Category Archives: facebook

Is Noise Facebook’s Next Growing Pain?

Bill Erickson has an interesting take on the effects of Facebook applications on the site’s userbase.

A change has happened at Facebook and not many have noticed it. As the VC’s and entrepreneurs have become more connected to facebook, the average user (a college student) has become more disconnected.

Facebook as a replacement for TV? It was that 2 years ago, it isn’t any more. As a college student and an entrepreneur (like everyone else in the world, I have a facebook app being released next week) I’ve seen the change happen. Last year, whenever we – and by we, I mean college students – were bored, we’d get on facebook and browse around for a while. Check out some photos, browse friends profiles…just bounce around on facebook for an hour or so.

But now, facebook has added so much stuff that it isn’t an exploring tool anymore – they’ve optimized it to a point where I don’t need to explore. Instead of spending hours jumping around on friends profiles, i can take a quick look at hte news feed. I get text msgs and emails whenever I get a message, tagged in a photo, or any other “actionable” item. I’ve found I only go to facebook now when I need to act on one of these “actionable” items; e.g., receive a message, wall post, tagged in a photo.

And it’s not just me. I’ve been talking to a lot of college students because I want my facebook app to succeed. It had almost been finished before they released the platform – it originally used the API – but rebuilt it using the platform, which delayed the launch.

Anyway, almost everyone I’ve talked to has said the facebook apps now are out of hand. One person even said “someone should build a facebook like it used to be, no one wants this new facebook anymore but there’s nothing else that’s better.” Facebook is becoming like digg – too much noise for exploring (ie, TV replacement), but it still works well as a communication platform. So, we are now using it as a replacement for email, IM and the like.

I’m not saying facebook is going anywhere – it is still the best communications platform out there. It has most of my social network already plugged in and I can’t take that to another service (unless it’s built into facebook). But those 250,000 users your application has, they are mostly the same 250,000 users all the other applications have. The vast majority of students aren’t adding any applications. With the huge stream of options, they just blocked the whole thing out.

It’s going to be much harder for my application to get critical mass at my university because the majority of people just won’t look at the application – even if it would be extremely useful to them. People have told me they would have loved my service back before the facebook platform, but now it’s just going to get lost in the noise.

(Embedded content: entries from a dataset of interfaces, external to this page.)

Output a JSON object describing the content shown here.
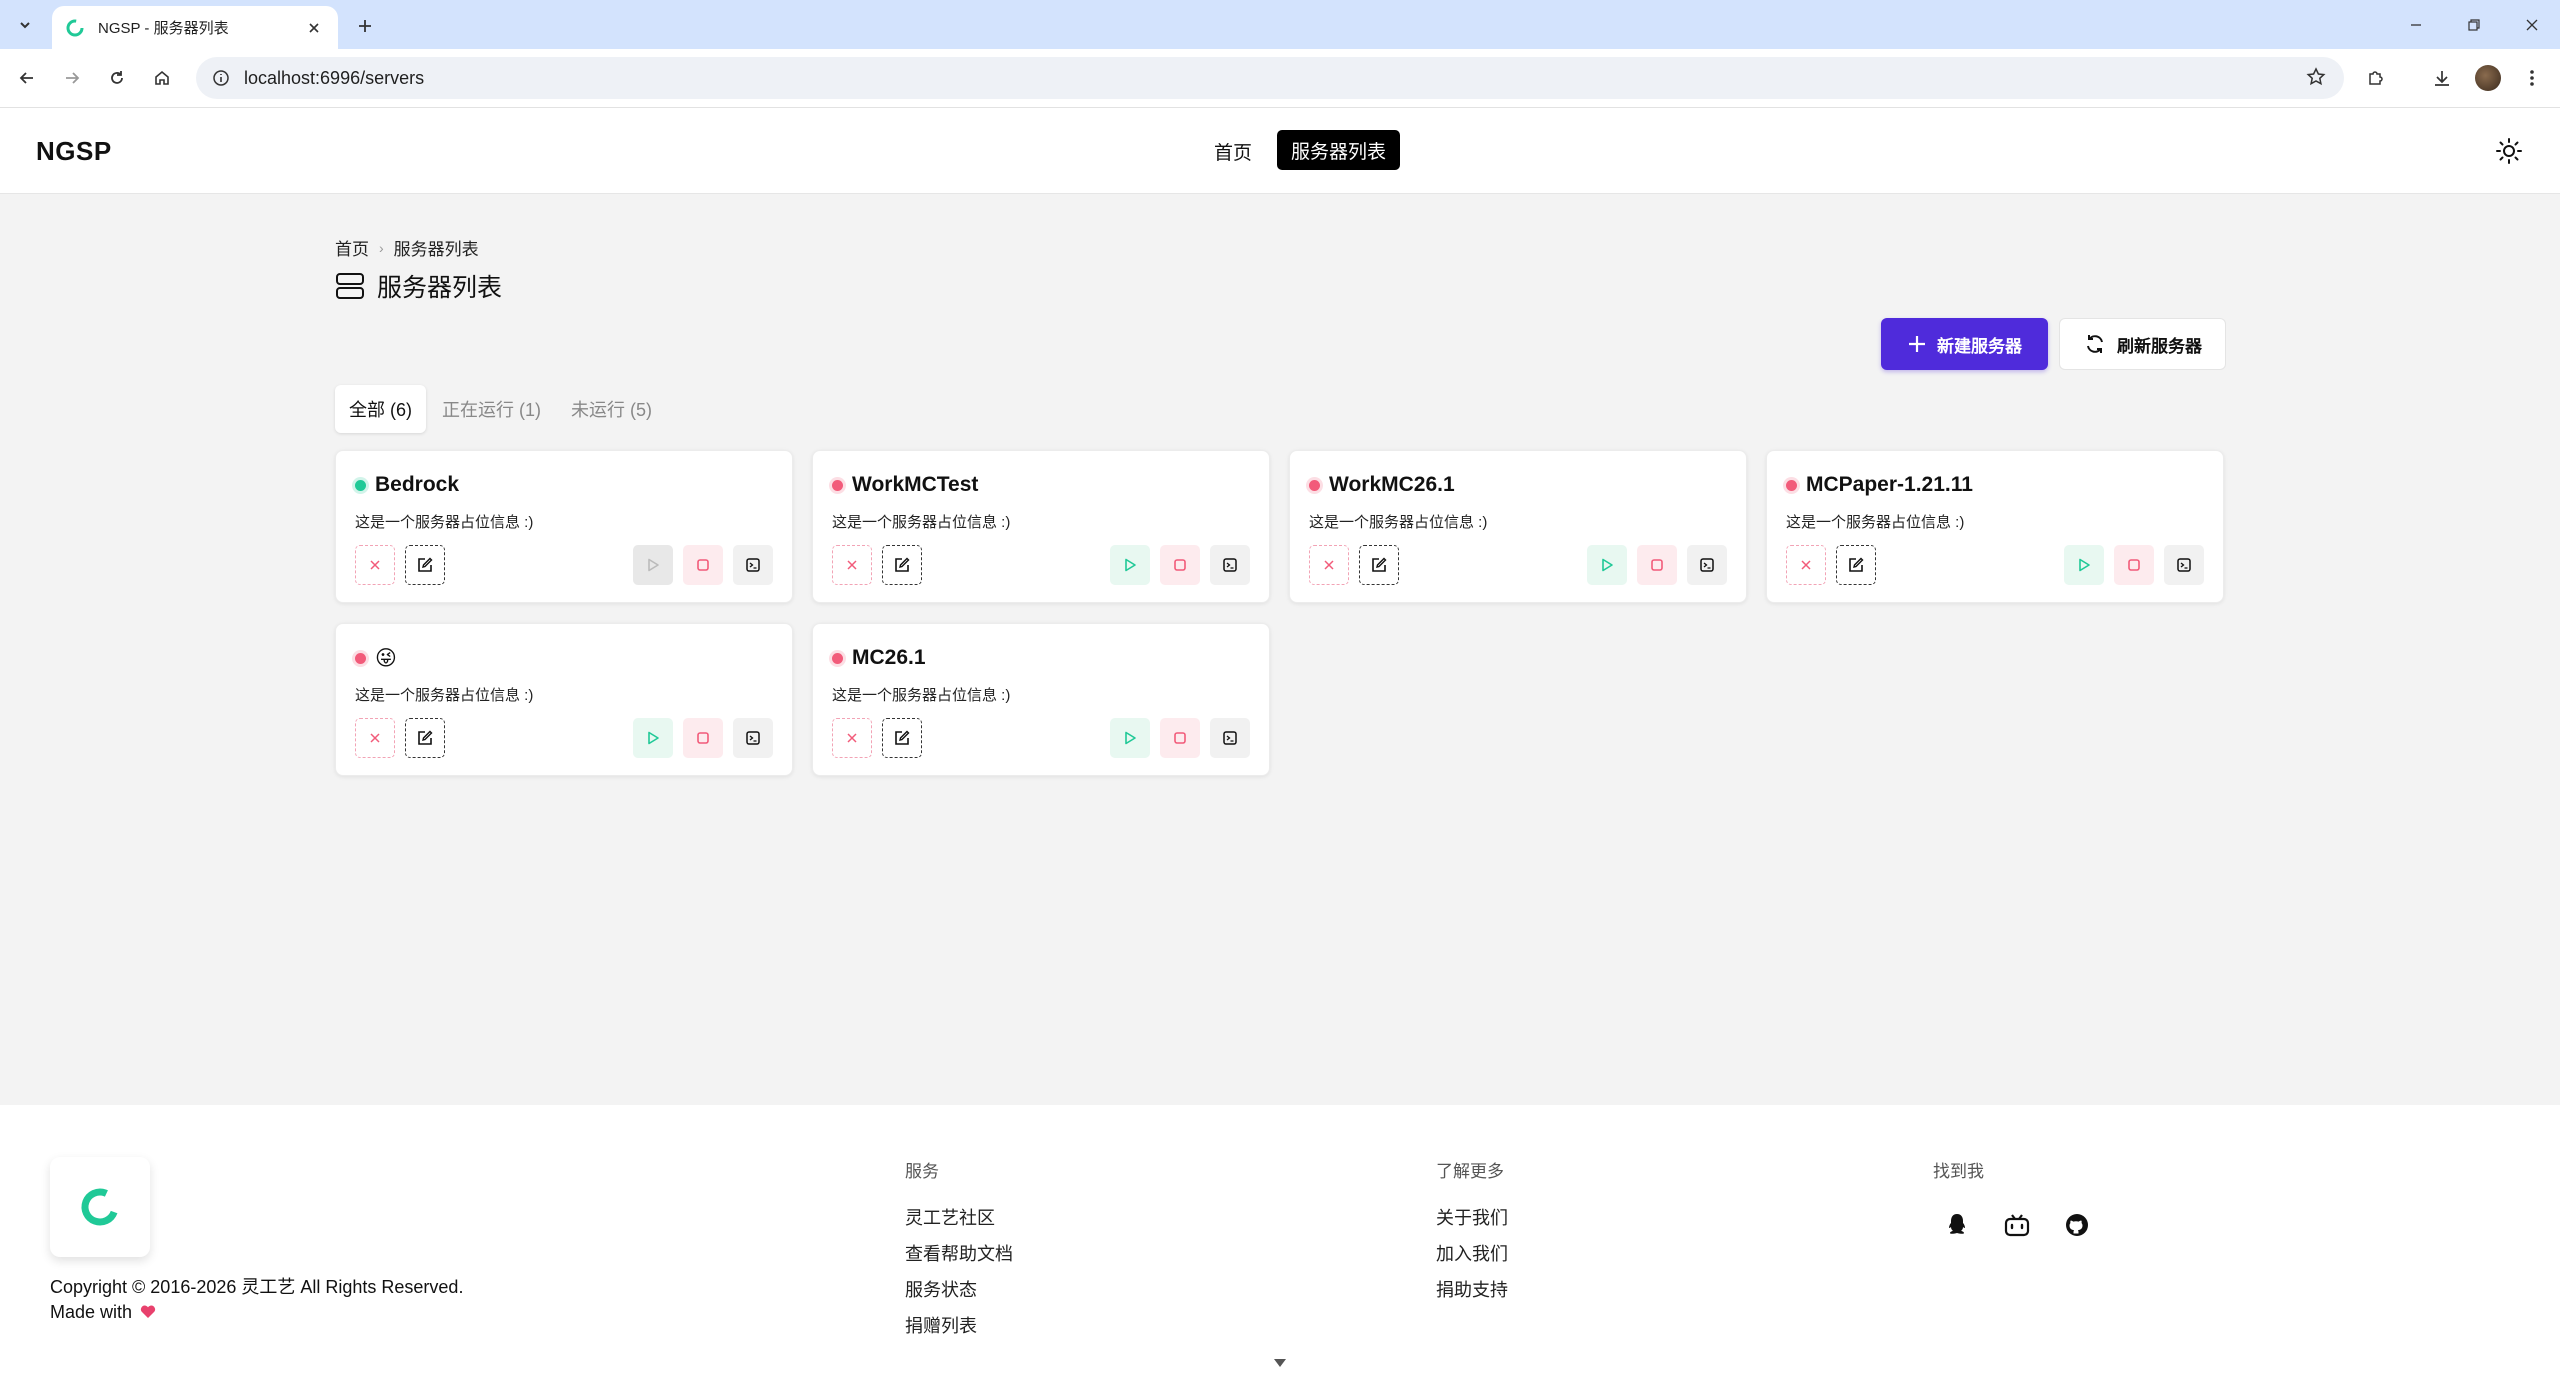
{
  "browser": {
    "tab_title": "NGSP - 服务器列表",
    "url": "localhost:6996/servers"
  },
  "header": {
    "brand": "NGSP",
    "nav": [
      {
        "label": "首页",
        "active": false
      },
      {
        "label": "服务器列表",
        "active": true
      }
    ]
  },
  "breadcrumb": [
    "首页",
    "服务器列表"
  ],
  "page": {
    "title": "服务器列表",
    "new_button": "新建服务器",
    "refresh_button": "刷新服务器"
  },
  "filters": [
    {
      "label": "全部 (6)",
      "active": true
    },
    {
      "label": "正在运行 (1)",
      "active": false
    },
    {
      "label": "未运行 (5)",
      "active": false
    }
  ],
  "servers": [
    {
      "name": "Bedrock",
      "desc": "这是一个服务器占位信息 :)",
      "running": true
    },
    {
      "name": "WorkMCTest",
      "desc": "这是一个服务器占位信息 :)",
      "running": false
    },
    {
      "name": "WorkMC26.1",
      "desc": "这是一个服务器占位信息 :)",
      "running": false
    },
    {
      "name": "MCPaper-1.21.11",
      "desc": "这是一个服务器占位信息 :)",
      "running": false
    },
    {
      "name": "😜",
      "desc": "这是一个服务器占位信息 :)",
      "running": false
    },
    {
      "name": "MC26.1",
      "desc": "这是一个服务器占位信息 :)",
      "running": false
    }
  ],
  "footer": {
    "copyright": "Copyright © 2016-2026 灵工艺 All Rights Reserved.",
    "made_with": "Made with",
    "columns": [
      {
        "heading": "服务",
        "links": [
          "灵工艺社区",
          "查看帮助文档",
          "服务状态",
          "捐赠列表"
        ]
      },
      {
        "heading": "了解更多",
        "links": [
          "关于我们",
          "加入我们",
          "捐助支持"
        ]
      },
      {
        "heading": "找到我",
        "links": []
      }
    ],
    "social_icons": [
      "qq-icon",
      "bilibili-icon",
      "github-icon"
    ]
  },
  "colors": {
    "accent": "#4f2bdb",
    "running": "#20c997",
    "stopped": "#f25b7a"
  }
}
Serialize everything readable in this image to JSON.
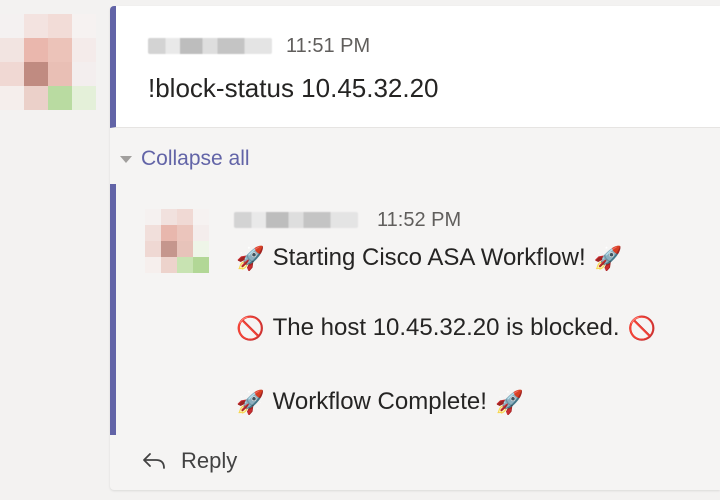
{
  "top_message": {
    "time": "11:51 PM",
    "text": "!block-status 10.45.32.20"
  },
  "thread": {
    "collapse_label": "Collapse all",
    "reply": {
      "time": "11:52 PM",
      "lines": [
        {
          "emoji_start": "🚀",
          "text": "Starting Cisco ASA Workflow!",
          "emoji_end": "🚀"
        },
        {
          "emoji_start": "🚫",
          "text": "The host 10.45.32.20 is blocked.",
          "emoji_end": "🚫"
        },
        {
          "emoji_start": "🚀",
          "text": "Workflow Complete!",
          "emoji_end": "🚀"
        }
      ]
    },
    "reply_button_label": "Reply"
  },
  "colors": {
    "accent": "#6264a7",
    "background": "#f3f2f1",
    "card": "#ffffff",
    "time_text": "#605e5c"
  },
  "icons": {
    "reply": "reply-arrow-icon",
    "collapse": "caret-down-icon",
    "avatar": "pixelated-avatar"
  }
}
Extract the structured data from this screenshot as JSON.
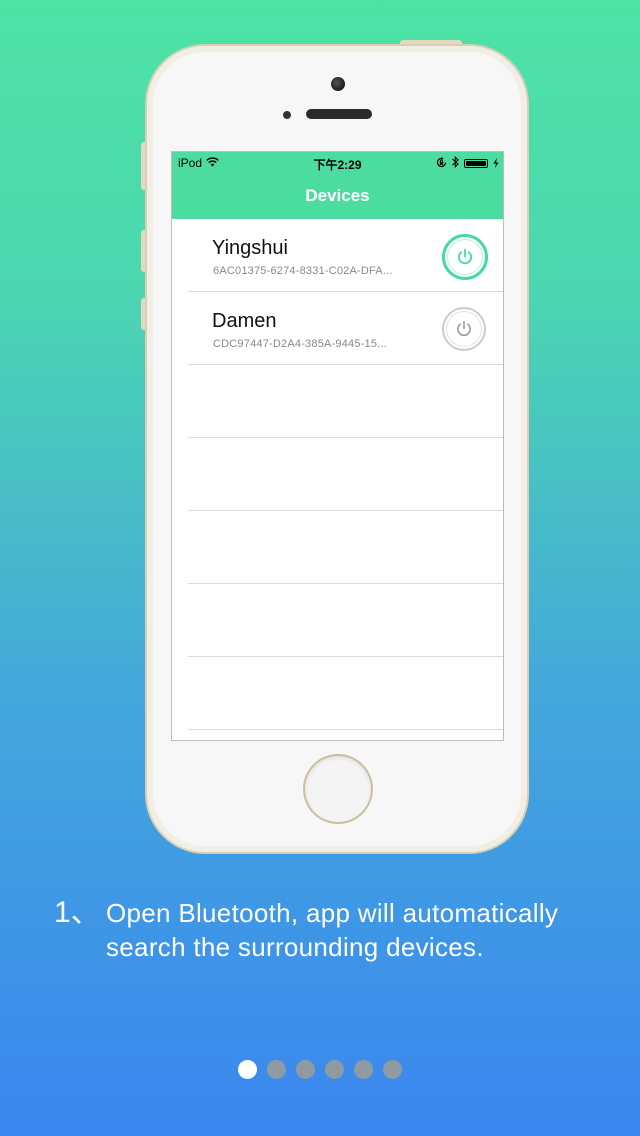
{
  "status_bar": {
    "carrier": "iPod",
    "time": "下午2:29"
  },
  "nav": {
    "title": "Devices"
  },
  "devices": [
    {
      "name": "Yingshui",
      "uuid": "6AC01375-6274-8331-C02A-DFA...",
      "connected": true
    },
    {
      "name": "Damen",
      "uuid": "CDC97447-D2A4-385A-9445-15...",
      "connected": false
    }
  ],
  "caption": {
    "number": "1、",
    "text": "Open Bluetooth, app will automatically search the surrounding devices."
  },
  "pagination": {
    "total": 6,
    "current": 1
  },
  "colors": {
    "accent": "#4cdc9f",
    "power_on": "#45d9a7",
    "power_off": "#cccccc"
  },
  "icons": [
    "wifi-icon",
    "orientation-lock-icon",
    "bluetooth-icon",
    "battery-icon",
    "charging-icon",
    "power-icon"
  ]
}
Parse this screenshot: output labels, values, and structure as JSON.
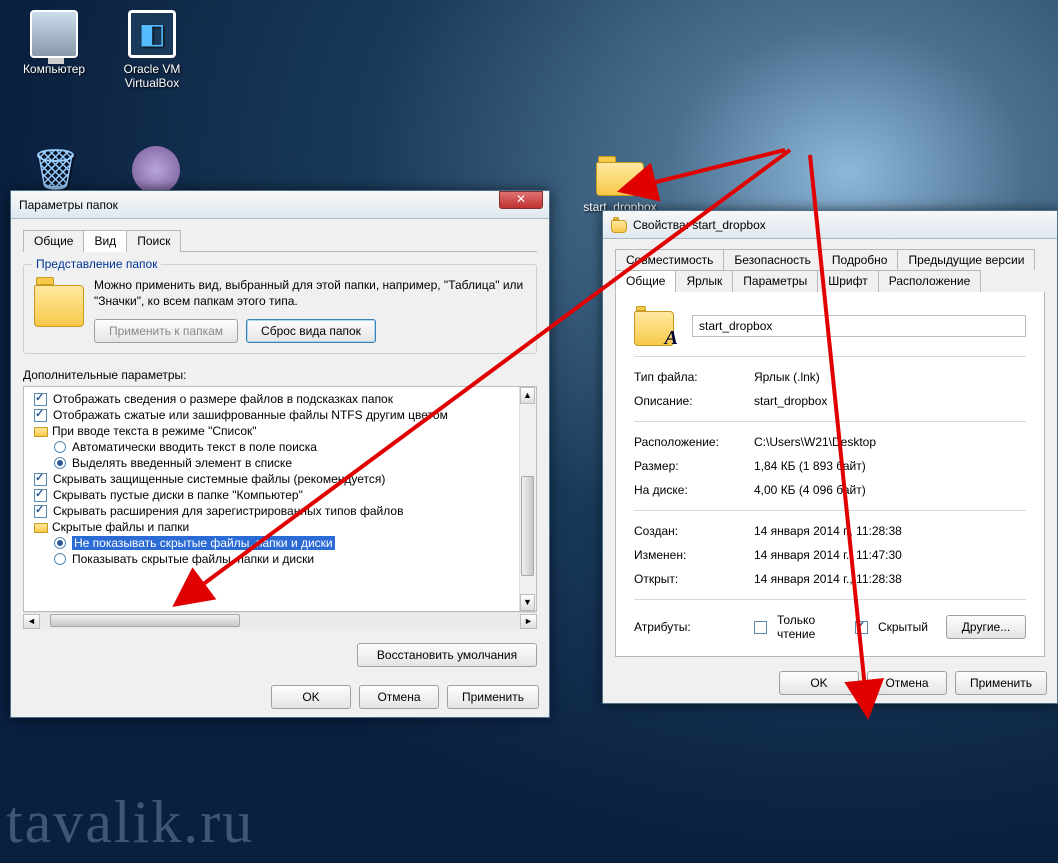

There are other thoughtful comments on Brad’s post linked above. Other bloggers such as Fred Wilson see the signal to noise ratio as a problem, too.

Though Facebook’s userbase is currently less than a quarter the size of MySpace’s count, it is clear, even to News Corp’s Rupert Murdoch, that Facebook is the in and MySpace is out. However, even with this momentum, could these applications mean a quick downturn in Facebook’s touted user activity levels and a loss of focus from their core product?


Fickle Facebook Friends

Paul Kedrosky has noted Facebook user’s fickle adoption of the new third-party applications. Like any user-centric platform users can easily add or remove an application. This does lead to a high level of tire-kicking as Paul mentioned. What developers can expect then is an audience that approaches adoption with a try-before-I-buy mentality. In other words, the Facebook crowd is a savvy user base, fearless but harsh.

Therefore, when developers are planning for and designing their F8 strategy, it is important to remember what the platform was originally designed to do. Just read the home screen, “Facebook is a social utility that connects you with the people around you” (emphasis theirs). Facebook has done an amazing job with this charge. They have created a site that organizes friendships into a consumable product but most importantly they have allowed users the ability to express and extend their personality online. This is what keeps socialites glued to Facebook day in and day out.

A successful Facebook application will help to extend the user’s online presence. Whether it means providing a service that allows friends to add updates to a user’s profile (therefore reinforcing and augmenting the friendship) or increasing the opportunity for a user to express their individuality, applications that stick will understand and harness the behavior pattern of Facebook users.

All of the widely used applications do this. Applications with lasting adoption include the deeply-integrated feature-rich iLike, to the less serious Graffiti and SuperPoke, each complementing the user’s expectations of the network.

To win on Facebook, understand the network as a social facilitator, the user as an individual, and friends as reinforcers. Use these ideas in the way demonstrated by thriving in-house applications (e.g. photos, wall, and groups) and create real value within the network for a lasting business opportunity.

Getting back to the original point, users are quickly being bombarded with new applications, many of them adaptations of websites pigeonholed to the F8 Platform. What we see is these applications failing to gain widespread usage. Users rapidly evaluate a new application and determine it’s worth compared to canonical Facebook products.

Does your application help a person tell something about them self? Does your application help friends be friends? Don’t just dump content on their profile and think it will stay. In fact you shouldn’t want static content, encourage interactivity! Design for the platform, create a viral strategy, and keep your application in the user’s profiles.